Try it >>
The expected output is each line in the data below that includes the string "Human".

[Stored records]
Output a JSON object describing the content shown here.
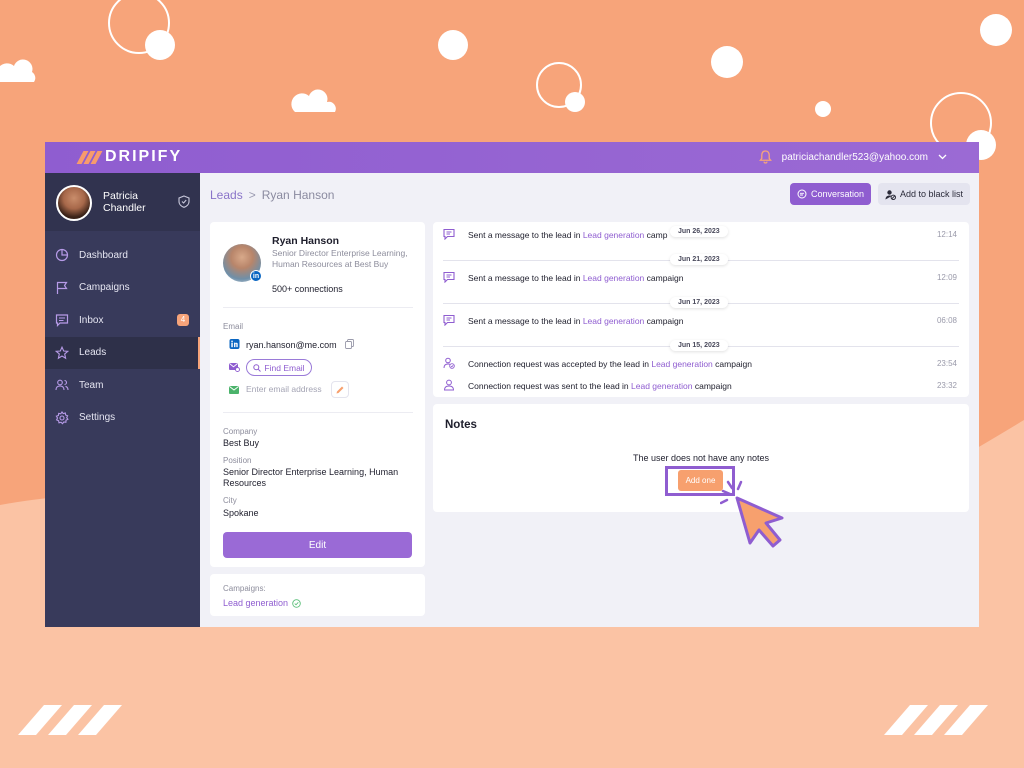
{
  "brand": {
    "name": "DRIPIFY"
  },
  "topbar": {
    "user_email": "patriciachandler523@yahoo.com"
  },
  "user": {
    "name": "Patricia Chandler"
  },
  "nav": [
    {
      "label": "Dashboard",
      "icon": "pie-chart-icon"
    },
    {
      "label": "Campaigns",
      "icon": "flag-icon"
    },
    {
      "label": "Inbox",
      "icon": "message-icon",
      "badge": "4"
    },
    {
      "label": "Leads",
      "icon": "star-icon",
      "active": true
    },
    {
      "label": "Team",
      "icon": "users-icon"
    },
    {
      "label": "Settings",
      "icon": "gear-icon"
    }
  ],
  "breadcrumb": {
    "root": "Leads",
    "separator": ">",
    "current": "Ryan Hanson"
  },
  "actions": {
    "conversation": "Conversation",
    "blacklist": "Add to black list"
  },
  "lead": {
    "name": "Ryan Hanson",
    "headline": "Senior Director Enterprise Learning, Human Resources at Best Buy",
    "connections": "500+ connections",
    "email_label": "Email",
    "email": "ryan.hanson@me.com",
    "find_email": "Find Email",
    "email_placeholder": "Enter email address",
    "company_label": "Company",
    "company": "Best Buy",
    "position_label": "Position",
    "position": "Senior Director Enterprise Learning, Human Resources",
    "city_label": "City",
    "city": "Spokane",
    "edit": "Edit"
  },
  "campaigns": {
    "label": "Campaigns:",
    "name": "Lead generation"
  },
  "activity": [
    {
      "prefix": "Sent a message to the lead in ",
      "link": "Lead generation",
      "suffix": " camp",
      "time": "12:14",
      "icon": "message-icon"
    },
    {
      "prefix": "Sent a message to the lead in ",
      "link": "Lead generation",
      "suffix": " campaign",
      "time": "12:09",
      "icon": "message-icon"
    },
    {
      "prefix": "Sent a message to the lead in ",
      "link": "Lead generation",
      "suffix": " campaign",
      "time": "06:08",
      "icon": "message-icon"
    },
    {
      "prefix": "Connection request was accepted by the lead in ",
      "link": "Lead generation",
      "suffix": " campaign",
      "time": "23:54",
      "icon": "user-check-icon"
    },
    {
      "prefix": "Connection request was sent to the lead in ",
      "link": "Lead generation",
      "suffix": " campaign",
      "time": "23:32",
      "icon": "user-icon"
    }
  ],
  "dates": [
    "Jun 26, 2023",
    "Jun 21, 2023",
    "Jun 17, 2023",
    "Jun 15, 2023"
  ],
  "notes": {
    "title": "Notes",
    "empty": "The user does not have any notes",
    "add": "Add one"
  },
  "colors": {
    "accent": "#8f5dd0",
    "orange": "#f7a47a",
    "sidebar": "#383a5b",
    "background": "#f7a47a"
  }
}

Result of this exercise >>
    "headline": "Senior Director Enterprise Learning, Human Resources at Best Buy",
    "position": "Senior Director Enterprise Learning, Human Resources",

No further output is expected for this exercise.